Task directions: Pull every line that holds the word "Graph" from the entries.

___ Dataset records

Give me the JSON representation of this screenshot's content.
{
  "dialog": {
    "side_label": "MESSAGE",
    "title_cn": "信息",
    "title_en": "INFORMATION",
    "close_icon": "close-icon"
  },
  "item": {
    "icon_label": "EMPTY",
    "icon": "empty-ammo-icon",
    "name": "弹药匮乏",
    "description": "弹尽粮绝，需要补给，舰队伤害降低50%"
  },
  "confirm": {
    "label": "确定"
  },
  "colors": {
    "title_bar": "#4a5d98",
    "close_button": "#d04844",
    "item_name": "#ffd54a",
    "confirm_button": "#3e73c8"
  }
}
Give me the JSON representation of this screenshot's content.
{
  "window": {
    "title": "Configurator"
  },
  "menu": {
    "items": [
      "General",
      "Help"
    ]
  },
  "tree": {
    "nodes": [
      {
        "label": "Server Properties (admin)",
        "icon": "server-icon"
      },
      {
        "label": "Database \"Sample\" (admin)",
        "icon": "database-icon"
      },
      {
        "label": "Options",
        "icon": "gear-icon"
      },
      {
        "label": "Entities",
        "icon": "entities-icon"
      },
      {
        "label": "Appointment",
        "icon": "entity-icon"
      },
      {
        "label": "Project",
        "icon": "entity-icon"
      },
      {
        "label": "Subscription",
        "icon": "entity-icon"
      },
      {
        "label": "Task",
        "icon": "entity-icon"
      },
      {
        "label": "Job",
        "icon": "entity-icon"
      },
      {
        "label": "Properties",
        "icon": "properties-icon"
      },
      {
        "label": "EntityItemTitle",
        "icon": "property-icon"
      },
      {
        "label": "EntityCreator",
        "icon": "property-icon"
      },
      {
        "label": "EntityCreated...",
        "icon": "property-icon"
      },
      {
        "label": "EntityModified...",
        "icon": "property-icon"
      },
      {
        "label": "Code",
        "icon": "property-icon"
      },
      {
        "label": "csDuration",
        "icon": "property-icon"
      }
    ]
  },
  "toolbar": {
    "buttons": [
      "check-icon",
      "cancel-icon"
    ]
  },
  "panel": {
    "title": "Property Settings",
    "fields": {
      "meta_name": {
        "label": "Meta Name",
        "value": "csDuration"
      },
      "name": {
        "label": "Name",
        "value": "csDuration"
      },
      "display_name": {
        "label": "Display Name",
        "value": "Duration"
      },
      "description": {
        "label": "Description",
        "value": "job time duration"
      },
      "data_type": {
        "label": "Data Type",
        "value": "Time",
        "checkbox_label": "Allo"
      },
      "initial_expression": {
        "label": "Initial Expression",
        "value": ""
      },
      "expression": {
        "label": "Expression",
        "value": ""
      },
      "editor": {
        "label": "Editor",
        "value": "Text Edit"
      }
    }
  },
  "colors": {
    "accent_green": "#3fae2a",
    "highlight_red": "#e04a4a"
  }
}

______
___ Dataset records

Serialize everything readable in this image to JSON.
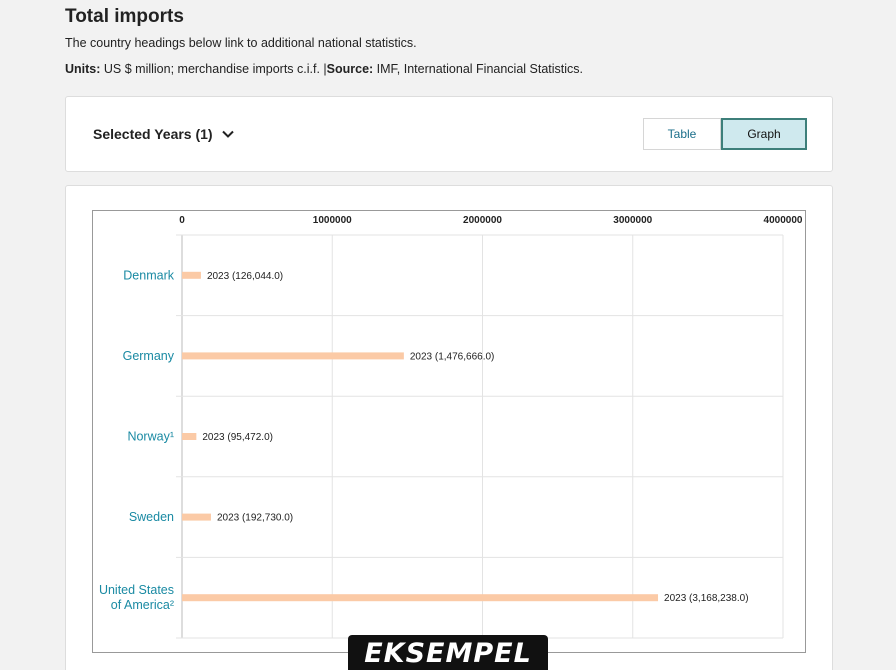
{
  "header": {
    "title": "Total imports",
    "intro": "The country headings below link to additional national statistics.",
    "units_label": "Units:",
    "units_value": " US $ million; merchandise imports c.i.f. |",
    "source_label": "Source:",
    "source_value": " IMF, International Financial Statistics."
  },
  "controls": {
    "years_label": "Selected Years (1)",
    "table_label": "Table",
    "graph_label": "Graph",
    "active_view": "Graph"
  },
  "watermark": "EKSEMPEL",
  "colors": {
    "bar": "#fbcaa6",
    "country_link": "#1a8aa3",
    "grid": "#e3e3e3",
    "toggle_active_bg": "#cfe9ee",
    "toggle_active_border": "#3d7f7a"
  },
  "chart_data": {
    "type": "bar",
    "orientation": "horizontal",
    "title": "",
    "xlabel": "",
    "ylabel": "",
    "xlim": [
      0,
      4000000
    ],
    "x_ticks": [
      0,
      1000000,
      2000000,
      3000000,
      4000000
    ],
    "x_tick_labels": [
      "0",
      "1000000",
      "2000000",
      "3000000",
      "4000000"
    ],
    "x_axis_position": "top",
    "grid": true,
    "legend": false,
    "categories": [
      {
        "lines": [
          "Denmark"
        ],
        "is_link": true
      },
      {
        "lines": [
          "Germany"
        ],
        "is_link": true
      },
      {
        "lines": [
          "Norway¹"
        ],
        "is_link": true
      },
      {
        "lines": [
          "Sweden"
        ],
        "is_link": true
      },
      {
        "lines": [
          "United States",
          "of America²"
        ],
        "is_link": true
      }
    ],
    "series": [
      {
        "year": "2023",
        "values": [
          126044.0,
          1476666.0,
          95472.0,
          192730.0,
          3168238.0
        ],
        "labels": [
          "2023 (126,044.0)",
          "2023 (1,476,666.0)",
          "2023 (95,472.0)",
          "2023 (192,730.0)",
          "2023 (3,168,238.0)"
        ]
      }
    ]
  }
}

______
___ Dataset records

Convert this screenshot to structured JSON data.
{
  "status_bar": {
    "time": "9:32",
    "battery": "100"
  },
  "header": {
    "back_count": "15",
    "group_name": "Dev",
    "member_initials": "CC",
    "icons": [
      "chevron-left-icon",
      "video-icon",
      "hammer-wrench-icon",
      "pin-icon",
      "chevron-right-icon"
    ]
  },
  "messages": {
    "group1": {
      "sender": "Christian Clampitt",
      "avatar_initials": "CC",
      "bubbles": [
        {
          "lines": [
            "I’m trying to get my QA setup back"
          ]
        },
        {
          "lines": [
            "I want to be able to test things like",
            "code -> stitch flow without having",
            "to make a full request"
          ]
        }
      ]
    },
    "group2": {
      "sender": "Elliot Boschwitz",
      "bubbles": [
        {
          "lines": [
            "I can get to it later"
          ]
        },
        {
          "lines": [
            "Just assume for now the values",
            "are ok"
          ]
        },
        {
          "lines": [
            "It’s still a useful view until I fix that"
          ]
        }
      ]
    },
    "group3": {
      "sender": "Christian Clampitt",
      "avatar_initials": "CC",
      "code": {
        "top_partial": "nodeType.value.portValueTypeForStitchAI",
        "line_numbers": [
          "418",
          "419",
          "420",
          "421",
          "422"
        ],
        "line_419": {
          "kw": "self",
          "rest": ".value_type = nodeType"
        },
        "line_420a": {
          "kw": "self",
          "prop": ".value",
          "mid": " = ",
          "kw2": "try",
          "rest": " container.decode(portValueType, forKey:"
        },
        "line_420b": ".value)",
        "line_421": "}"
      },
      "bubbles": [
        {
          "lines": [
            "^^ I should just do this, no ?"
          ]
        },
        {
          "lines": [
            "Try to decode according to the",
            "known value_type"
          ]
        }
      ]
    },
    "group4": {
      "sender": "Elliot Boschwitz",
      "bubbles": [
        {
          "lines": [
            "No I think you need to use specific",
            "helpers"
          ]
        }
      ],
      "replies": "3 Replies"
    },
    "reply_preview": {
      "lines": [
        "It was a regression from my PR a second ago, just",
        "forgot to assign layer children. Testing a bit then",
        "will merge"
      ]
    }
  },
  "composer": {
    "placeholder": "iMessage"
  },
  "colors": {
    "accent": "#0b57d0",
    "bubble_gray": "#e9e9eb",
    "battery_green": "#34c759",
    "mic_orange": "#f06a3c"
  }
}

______

Task output:
    "graph_label": "Graph",
    "active_view": "Graph"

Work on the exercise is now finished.